Instructions for the task: Whenever a line below mentions the word "title", that line should be copied.

** Opening Dataset entries block **

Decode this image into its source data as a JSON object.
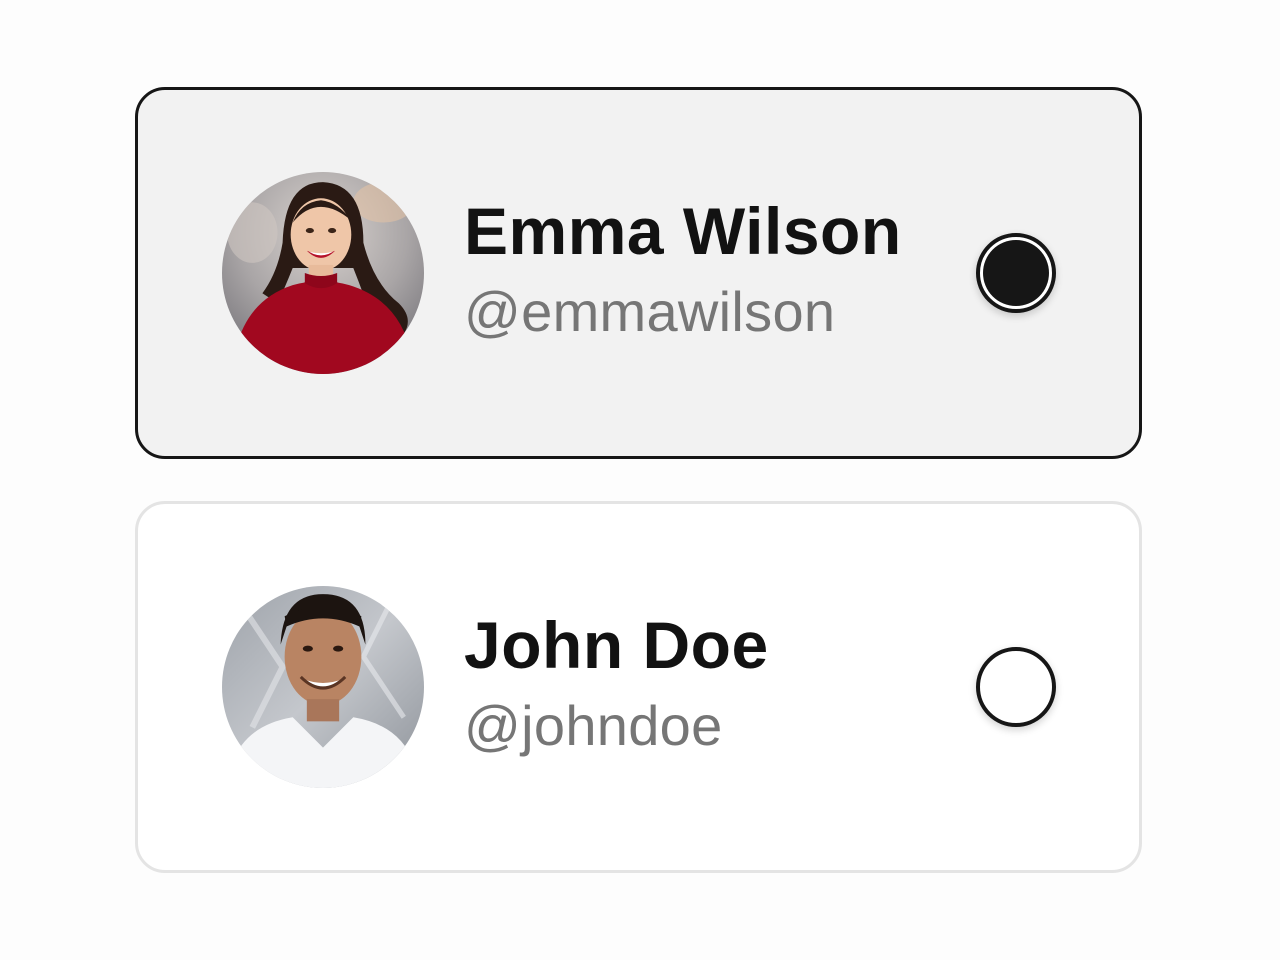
{
  "accounts": [
    {
      "name": "Emma Wilson",
      "handle": "@emmawilson",
      "selected": true,
      "avatar_icon": "woman-red-sweater-photo"
    },
    {
      "name": "John Doe",
      "handle": "@johndoe",
      "selected": false,
      "avatar_icon": "man-white-tshirt-photo"
    }
  ],
  "colors": {
    "selected_border": "#161616",
    "selected_background": "#f2f2f2",
    "unselected_border": "#e4e4e4",
    "name_text": "#121212",
    "handle_text": "#767676"
  }
}
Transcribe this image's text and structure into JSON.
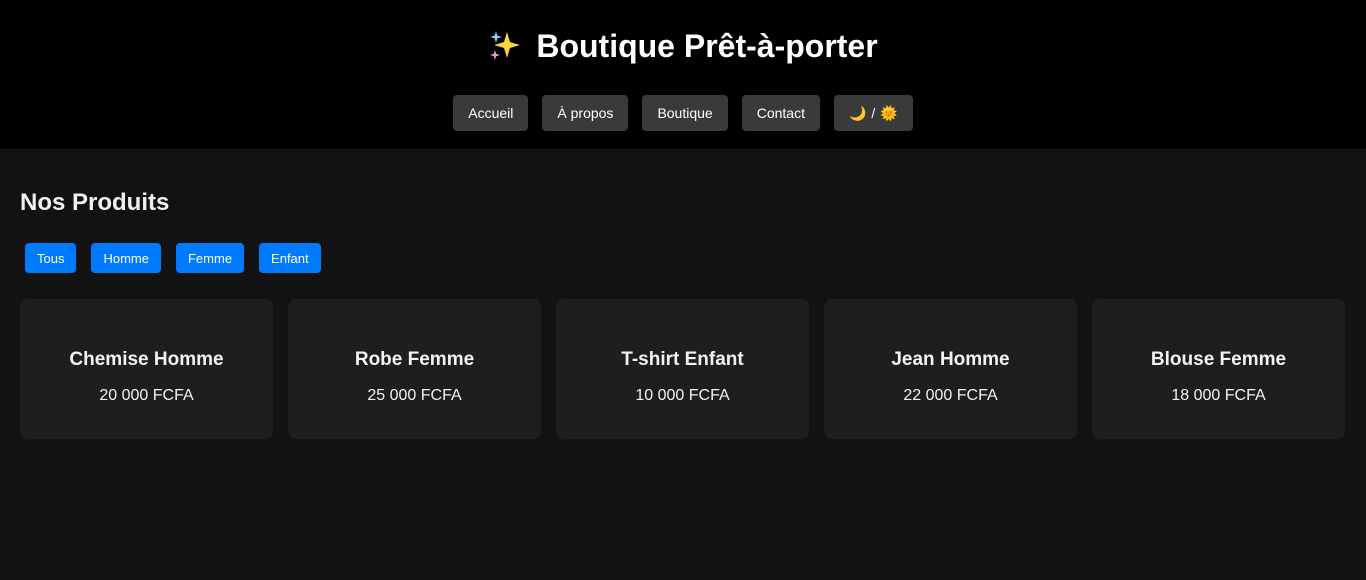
{
  "header": {
    "icon": "sparkles-icon",
    "title": "Boutique Prêt-à-porter"
  },
  "nav": {
    "items": [
      {
        "label": "Accueil"
      },
      {
        "label": "À propos"
      },
      {
        "label": "Boutique"
      },
      {
        "label": "Contact"
      }
    ],
    "theme_toggle": {
      "moon_icon": "🌙",
      "separator": "/",
      "sun_icon": "🌞"
    }
  },
  "products_section": {
    "title": "Nos Produits",
    "filters": [
      {
        "label": "Tous"
      },
      {
        "label": "Homme"
      },
      {
        "label": "Femme"
      },
      {
        "label": "Enfant"
      }
    ],
    "items": [
      {
        "name": "Chemise Homme",
        "price": "20 000 FCFA"
      },
      {
        "name": "Robe Femme",
        "price": "25 000 FCFA"
      },
      {
        "name": "T-shirt Enfant",
        "price": "10 000 FCFA"
      },
      {
        "name": "Jean Homme",
        "price": "22 000 FCFA"
      },
      {
        "name": "Blouse Femme",
        "price": "18 000 FCFA"
      }
    ]
  },
  "colors": {
    "header_bg": "#000000",
    "page_bg": "#121212",
    "card_bg": "#1e1e1e",
    "nav_button_bg": "#3a3a3a",
    "filter_accent": "#007bff"
  }
}
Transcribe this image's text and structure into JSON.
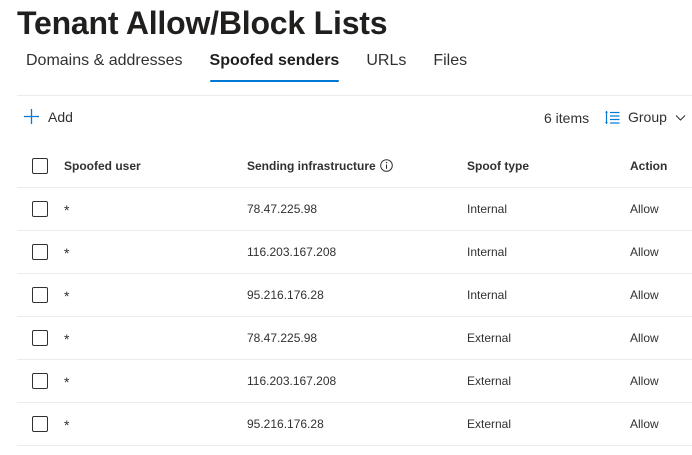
{
  "page": {
    "title": "Tenant Allow/Block Lists"
  },
  "tabs": [
    {
      "label": "Domains & addresses",
      "active": false
    },
    {
      "label": "Spoofed senders",
      "active": true
    },
    {
      "label": "URLs",
      "active": false
    },
    {
      "label": "Files",
      "active": false
    }
  ],
  "toolbar": {
    "add_label": "Add",
    "add_icon": "plus-icon",
    "items_count": "6 items",
    "group_label": "Group",
    "group_icon": "group-list-icon",
    "group_chevron_icon": "chevron-down-icon"
  },
  "table": {
    "columns": {
      "user": "Spoofed user",
      "infra": "Sending infrastructure",
      "type": "Spoof type",
      "action": "Action"
    },
    "info_icon": "info-icon",
    "rows": [
      {
        "user": "*",
        "infra": "78.47.225.98",
        "type": "Internal",
        "action": "Allow"
      },
      {
        "user": "*",
        "infra": "116.203.167.208",
        "type": "Internal",
        "action": "Allow"
      },
      {
        "user": "*",
        "infra": "95.216.176.28",
        "type": "Internal",
        "action": "Allow"
      },
      {
        "user": "*",
        "infra": "78.47.225.98",
        "type": "External",
        "action": "Allow"
      },
      {
        "user": "*",
        "infra": "116.203.167.208",
        "type": "External",
        "action": "Allow"
      },
      {
        "user": "*",
        "infra": "95.216.176.28",
        "type": "External",
        "action": "Allow"
      }
    ]
  },
  "colors": {
    "accent": "#0078d4",
    "text": "#323130",
    "divider": "#edebe9"
  }
}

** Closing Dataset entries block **

Task result:
    "title": "Boutique Prêt-à-porter"
    "title": "Nos Produits",
    "title": "Tenant Allow/Block Lists"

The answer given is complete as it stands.